I like QR codes, simply because I don’t want to see print media die, and QR codes are the natural link between print and digital. We’ve seen some absolute disastrous uses of them in the past, including this badly thought out example.
It’s not all bad though, here are two recent examples of companies doing amazing things with those fuzzy little squares.
1. The Shadow QR Code – Korea
Recognising that there was a lag in customer numbers in the middle of the day, e-mart, the Korean answer to walmart, came up with this brilliant sundial-esque style QR code.
Between 12pm and 1pm the statue casts the shadow of a QR code which can be scanned by smart phones to unlock a discount to be used in store. They gave away 12,000 coupons, saw their membership rise by 58% and they saw a 25% increase in sales over the dreaded lunch time period. Result!
Planned Parenthood of the Great Northwest dished out condoms which included QR codes, allowing users to ‘check in’ to a website anonymously and let me the world know they practiced safe sex. It’s also possible to check-in via the website, which plots the countries sexcapades on a map.
Not only does this open up a taboo topic, but it’s also a great example of social media and technology promoting a worthwhile cause.
When you’re running a social media marketing campaign, it’s likely that you’ll want to measure the result of all your hard work. If you’re dedicated to pinning, tweeting, posting and liking—which can be rather time consuming—you won’t want to be spending hours looking at the analytics for each individual profile and assessing which areas need improvement.
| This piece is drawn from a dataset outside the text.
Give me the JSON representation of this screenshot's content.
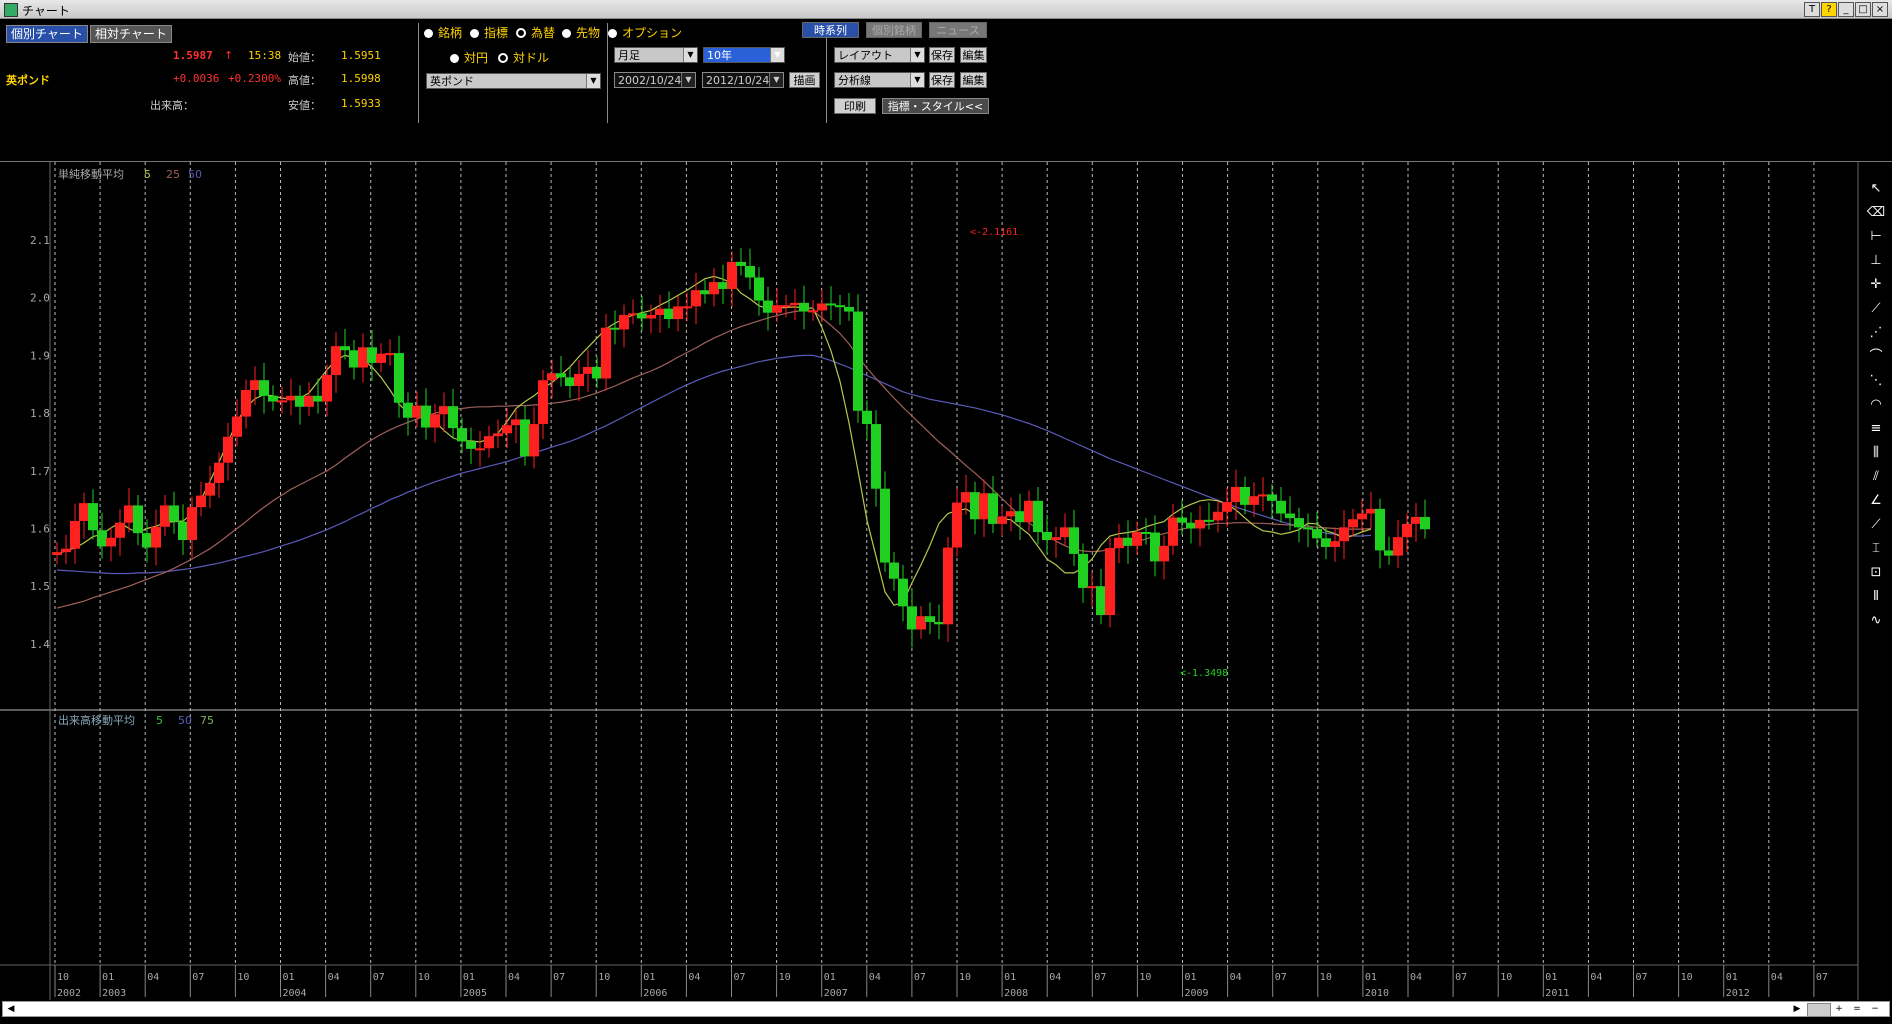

When you log in to Twitter, in the ‘connect’ area you can see your retweets, favourites and replies; which is great, but maybe you want some more succinct and easy to measure. Likewise, in the Facebook admin panel you’ll see a whole array of interesting data; but again, this doesn’t show you the whole picture.
Facebook, Twitter and Pinterest are used in such different ways that the data provided by each isn’t comparable; a Retweet by someone with 20 Twitter followers may be less valuable to you than a Like by someone with 350 Facebook friends, but if those 20 Twitter followers each have high social impact it could sway the other way.
So, what you need is a way to compile your social media performance for one quick glance per week to stop you from obsessing over your various stats. Here’s a round up of some of the top social media measuring tools to give your ego a boost.
Klout: combining your Facebook, Twitter, Google+, LinkedIn, YouTube, FourSquare, Instagram, Blogger, WordPress, Tumblr, Last FM and FlickR analytics. You’ll get one score, out of a hundred, which reflects your online ‘klout’. It also gives you access to valuable information like: your reach, the most influential people in your network, who you influence, and your Style. Your style will help you to understand if you’re creating, sharing, observing, or getting involved.
Pinreach: Like Klout, but specifically for Pinterest (although, it probably won’t be long before Pinterest is included in Klout statistics.) This is great for assessing the monetary value of your pins, particularly if you’re trying to direct traffic to your online store. It will also tell you the reach of your pins, so you’ll know how far they’re going once they’ve been re-pinned outside of your circle of followers.
Friend or Follow: A great way of monitoring who is following you on Twitter, and who isn’t. If you’re overly concerned with your number of followers and the number you’re following staying relatively close, then this is a great way to find out who you’re following that isn’t returning the favour.
Crowdbooster: Similar to Klout, but with more in-depth analytics, and also, personalised recommendations for extending your reach. Although, be warned, this website is fairly new and there are still some kinks to work out. Your information may not be immediately available. When it is available, it will be worth the wait, as it can tell you anything from your most influential follower, to how many impressions your last tweet got. Great stuff!
So there you have it, a complete guide to getting obsessed with statistics. I should point out that there is a possibility that these sites will tweet or post updates on your behalf, if you don’t want your network to see you’re obsessed with stats, just read before you click, it’s usually in the small print.
What do you do to stay ahead of the curve with your social media analytics?